My Multi-GPU C4D Octane Render Setup
A lot of render power for real low cheap.
It’s got an Octane benchmark score of over 1900 – more powerful than 6 2080Tis – for about half the price (at time of writing). Thank you eBay! While everyone else went for the latest and greatest RTX cards, I gambled on used gear.
I will admit, the spiffy new RTX cards are in fact more capable, have more VRAM and presumably a longer life. And there’s an argument about future-proofing your investment. But right now, my 3 boxes containing 11 pretty good, last-gen GPUs gives me plenty of power to work with now, and room to upgrade as time goes those used 2080TIs come down. Mmmm savings.

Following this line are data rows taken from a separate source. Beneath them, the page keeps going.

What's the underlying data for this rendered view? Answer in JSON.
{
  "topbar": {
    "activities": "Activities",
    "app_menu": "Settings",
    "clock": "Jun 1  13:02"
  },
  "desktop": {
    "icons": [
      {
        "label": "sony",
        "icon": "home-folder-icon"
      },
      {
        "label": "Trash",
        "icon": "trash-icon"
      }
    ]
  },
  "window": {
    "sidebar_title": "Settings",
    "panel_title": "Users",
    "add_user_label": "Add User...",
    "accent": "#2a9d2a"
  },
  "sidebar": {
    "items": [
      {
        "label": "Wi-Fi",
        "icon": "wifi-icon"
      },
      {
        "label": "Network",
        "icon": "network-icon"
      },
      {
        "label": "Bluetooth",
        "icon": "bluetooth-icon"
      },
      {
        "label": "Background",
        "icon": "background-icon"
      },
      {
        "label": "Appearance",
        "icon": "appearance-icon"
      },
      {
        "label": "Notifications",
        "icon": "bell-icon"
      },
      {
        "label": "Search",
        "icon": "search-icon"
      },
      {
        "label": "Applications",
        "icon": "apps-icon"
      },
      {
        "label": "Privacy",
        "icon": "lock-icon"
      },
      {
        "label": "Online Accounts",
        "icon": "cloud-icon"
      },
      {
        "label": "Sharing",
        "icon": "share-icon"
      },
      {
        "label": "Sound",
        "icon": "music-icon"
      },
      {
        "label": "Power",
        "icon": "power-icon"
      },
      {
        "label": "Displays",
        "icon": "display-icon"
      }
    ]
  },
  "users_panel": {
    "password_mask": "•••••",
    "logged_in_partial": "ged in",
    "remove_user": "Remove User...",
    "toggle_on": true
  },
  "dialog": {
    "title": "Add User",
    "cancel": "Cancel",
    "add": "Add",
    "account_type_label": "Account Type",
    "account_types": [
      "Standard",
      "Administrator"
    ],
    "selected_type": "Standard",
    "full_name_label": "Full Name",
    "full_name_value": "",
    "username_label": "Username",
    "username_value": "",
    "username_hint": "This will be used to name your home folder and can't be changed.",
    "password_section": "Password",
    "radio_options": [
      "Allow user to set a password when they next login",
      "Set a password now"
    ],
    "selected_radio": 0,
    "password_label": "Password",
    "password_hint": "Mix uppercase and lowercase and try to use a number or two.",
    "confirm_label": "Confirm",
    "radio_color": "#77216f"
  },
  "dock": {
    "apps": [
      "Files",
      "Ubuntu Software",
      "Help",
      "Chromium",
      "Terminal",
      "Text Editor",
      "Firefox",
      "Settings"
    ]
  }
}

Of course there are consequences for going with my multi-machine setup. I had to buy 2 Octane Render Node licenses on top of my Enterprise subscription. That added a recurring $200/year charge. And let’s not forget the extra electricity costs, which I estimate could be between $300-$500 a year. In my case I already had those other two computers (minus a few parts) so I’m not factoring that in for myself, but for you, yes you would have to consider that cost as well. If you need to buy an entire second (and/or third) PC you might not save anything. Luckily with Octane the system specs don’t actually matter all that much. My 2600k from 2011 has no problem managing its Octane node software.

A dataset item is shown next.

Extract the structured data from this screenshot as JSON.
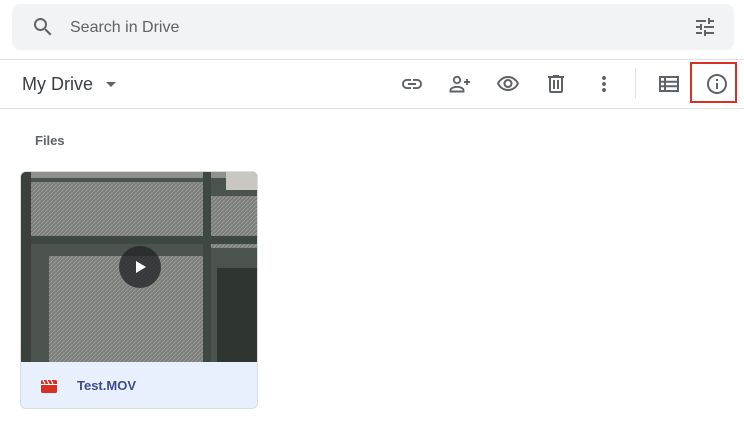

On the plus side, I have a second (and third) system that is a workstation backup ready to go with all my software installed. That also means I can render remotely on this system while I continue to work on my main rig. This works fantastically for After Effects since I can have two computers signed in at once. With Octane, however, I need full licenses for both Octane and Cinema 4D (as well as any additional plugins). Certainly less ideal, but still worth the cost and the trouble to render in the background while actively using live viewer. Having the other computers also gave me a place to put my 4 backup drives. It wouldn’t be a big deal to have them in my main system but I wanted to prioritize airflow in the systems with 4 GPUs. They are all AIO water-cooled cards but they still get quite hot inside the box.
Let your GPUs go naked!
Speaking of airflow, I took off my GPU shrouds. It seems like everyone on the internet wants to tell you the shroud directs airflow to the back of the computer, but with stacked GPUs that rule just doesn’t apply. The top 3 cards get sandwiched with almost no air intake and just get hotter. Trust. Without the shroud air can get in from all sides, and some external fans will keep the air moving over the VRAM and VRMs way more effectively than a stupid plastic tunnel. Air mostly comes in from the back of the case and out the front and top. It was a choice dictated by the all AIO cooler setup, as all the radiators exhaust outside the case.
If you’re wondering why the heck I bought 11 AIO coolers instead of making a full custom water loop – mostly cost but also convenience. The AIO coolers are by far the cheapest and most efficient way to get the temps down on a GPU. And if one craps out on me (which I fully expect as the 980Tis are getting old) I can replace it quickly and easily without making a mess.
What's in the box???
For those who care, here’s a complete breakdown for each system.
Render Box 1
Render Box 2
CPU cooler – Zalman 2 Ball
RAM – assorted 1333 DDR3 – 32GB total
Motherboard – ASUS P8Z77 WS
PSU – EVGA Supernova G2 1600 Gold
GPU – 4x EVGA hybrid 980Ti
System drive – WD Blue 3D 2.5″ 128GB SSD
Case – Rosewill ATX Full Tower Gaming PC
A word about AMD vs Intel
I can only speak for myself, but after getting frustrated with the weird performance of my Threadripper 2990WX 32-core processor, I ended up going back to Intel. I understand that software updates have improved the memory scheduling issues in Windows and the 3 series Ryzen is better than the 2. In my case render times are totally dependent on my GPUs and not my CPU, so what really counts is being able to interact with my system faster. The Ryzen platform can kick out some sweet renders once you hit that button, but before that, while you are actually doing the work, I found that Intel makes for a smoother experience regardless of the generation. My 2600K is still less clunky in After Effects than the brand-spanking-new Threadripper I wanted so much to love. Perhaps it’s just a matter of stubborn individual bias and a lemon build but I can’t recommend AMD to anyone who wants to do creative work on their PC.
It really doesn't matter.
I love love love to talk about computers and I’m opinionated as the rest, but at the end of the day it’s about what you do with your tools. I just spent a whole day photographing my computer parts and writing this article just so I could share my workstation with the world. What a waste of time. Beeple worked on some shitty laptop for like 10 years or whatever probably. At a certain point you have to just work with what you have. Limitations can be good. Time to shut up and do the work.